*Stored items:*
--
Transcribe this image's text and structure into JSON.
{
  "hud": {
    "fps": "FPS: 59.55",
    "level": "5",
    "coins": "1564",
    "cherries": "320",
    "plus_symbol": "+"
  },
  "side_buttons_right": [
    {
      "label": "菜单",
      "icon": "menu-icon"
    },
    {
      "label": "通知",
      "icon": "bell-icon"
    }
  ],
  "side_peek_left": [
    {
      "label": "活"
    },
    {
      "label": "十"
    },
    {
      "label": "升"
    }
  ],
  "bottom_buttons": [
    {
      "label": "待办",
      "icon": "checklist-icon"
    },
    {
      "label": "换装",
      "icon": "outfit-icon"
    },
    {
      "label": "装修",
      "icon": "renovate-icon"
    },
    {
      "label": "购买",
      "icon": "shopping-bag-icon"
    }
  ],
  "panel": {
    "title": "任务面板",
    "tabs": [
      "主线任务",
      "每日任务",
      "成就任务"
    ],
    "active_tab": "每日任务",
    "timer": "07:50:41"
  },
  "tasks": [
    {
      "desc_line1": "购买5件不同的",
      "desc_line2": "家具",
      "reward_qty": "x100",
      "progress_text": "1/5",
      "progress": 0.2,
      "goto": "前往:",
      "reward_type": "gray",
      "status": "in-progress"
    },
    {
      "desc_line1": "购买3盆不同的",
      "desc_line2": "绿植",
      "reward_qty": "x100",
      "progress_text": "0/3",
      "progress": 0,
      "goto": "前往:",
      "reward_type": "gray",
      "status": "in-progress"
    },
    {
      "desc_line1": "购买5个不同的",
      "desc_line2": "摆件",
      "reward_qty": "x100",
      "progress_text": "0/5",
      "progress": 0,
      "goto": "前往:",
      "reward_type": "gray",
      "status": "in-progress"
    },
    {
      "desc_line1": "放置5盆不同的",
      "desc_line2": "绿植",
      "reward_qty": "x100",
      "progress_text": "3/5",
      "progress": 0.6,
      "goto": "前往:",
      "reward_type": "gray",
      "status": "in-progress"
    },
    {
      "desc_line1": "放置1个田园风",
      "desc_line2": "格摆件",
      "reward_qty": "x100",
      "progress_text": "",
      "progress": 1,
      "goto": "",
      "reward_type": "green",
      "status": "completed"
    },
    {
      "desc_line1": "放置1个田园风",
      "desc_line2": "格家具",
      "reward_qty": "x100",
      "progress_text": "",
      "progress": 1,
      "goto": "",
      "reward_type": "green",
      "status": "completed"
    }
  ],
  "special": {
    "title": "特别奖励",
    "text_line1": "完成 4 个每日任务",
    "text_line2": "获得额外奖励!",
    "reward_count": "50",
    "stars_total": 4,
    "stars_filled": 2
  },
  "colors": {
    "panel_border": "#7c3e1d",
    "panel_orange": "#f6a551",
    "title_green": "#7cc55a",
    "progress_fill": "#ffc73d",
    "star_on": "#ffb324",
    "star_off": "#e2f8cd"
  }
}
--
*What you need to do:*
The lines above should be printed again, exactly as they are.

*Completed task:*
Transcribe this image's text and structure into JSON.
{
  "hud": {
    "fps": "FPS: 59.55",
    "level": "5",
    "coins": "1564",
    "cherries": "320",
    "plus_symbol": "+"
  },
  "side_buttons_right": [
    {
      "label": "菜单",
      "icon": "menu-icon"
    },
    {
      "label": "通知",
      "icon": "bell-icon"
    }
  ],
  "side_peek_left": [
    {
      "label": "活"
    },
    {
      "label": "十"
    },
    {
      "label": "升"
    }
  ],
  "bottom_buttons": [
    {
      "label": "待办",
      "icon": "checklist-icon"
    },
    {
      "label": "换装",
      "icon": "outfit-icon"
    },
    {
      "label": "装修",
      "icon": "renovate-icon"
    },
    {
      "label": "购买",
      "icon": "shopping-bag-icon"
    }
  ],
  "panel": {
    "title": "任务面板",
    "tabs": [
      "主线任务",
      "每日任务",
      "成就任务"
    ],
    "active_tab": "每日任务",
    "timer": "07:50:41"
  },
  "tasks": [
    {
      "desc_line1": "购买5件不同的",
      "desc_line2": "家具",
      "reward_qty": "x100",
      "progress_text": "1/5",
      "progress": 0.2,
      "goto": "前往:",
      "reward_type": "gray",
      "status": "in-progress"
    },
    {
      "desc_line1": "购买3盆不同的",
      "desc_line2": "绿植",
      "reward_qty": "x100",
      "progress_text": "0/3",
      "progress": 0,
      "goto": "前往:",
      "reward_type": "gray",
      "status": "in-progress"
    },
    {
      "desc_line1": "购买5个不同的",
      "desc_line2": "摆件",
      "reward_qty": "x100",
      "progress_text": "0/5",
      "progress": 0,
      "goto": "前往:",
      "reward_type": "gray",
      "status": "in-progress"
    },
    {
      "desc_line1": "放置5盆不同的",
      "desc_line2": "绿植",
      "reward_qty": "x100",
      "progress_text": "3/5",
      "progress": 0.6,
      "goto": "前往:",
      "reward_type": "gray",
      "status": "in-progress"
    },
    {
      "desc_line1": "放置1个田园风",
      "desc_line2": "格摆件",
      "reward_qty": "x100",
      "progress_text": "",
      "progress": 1,
      "goto": "",
      "reward_type": "green",
      "status": "completed"
    },
    {
      "desc_line1": "放置1个田园风",
      "desc_line2": "格家具",
      "reward_qty": "x100",
      "progress_text": "",
      "progress": 1,
      "goto": "",
      "reward_type": "green",
      "status": "completed"
    }
  ],
  "special": {
    "title": "特别奖励",
    "text_line1": "完成 4 个每日任务",
    "text_line2": "获得额外奖励!",
    "reward_count": "50",
    "stars_total": 4,
    "stars_filled": 2
  },
  "colors": {
    "panel_border": "#7c3e1d",
    "panel_orange": "#f6a551",
    "title_green": "#7cc55a",
    "progress_fill": "#ffc73d",
    "star_on": "#ffb324",
    "star_off": "#e2f8cd"
  }
}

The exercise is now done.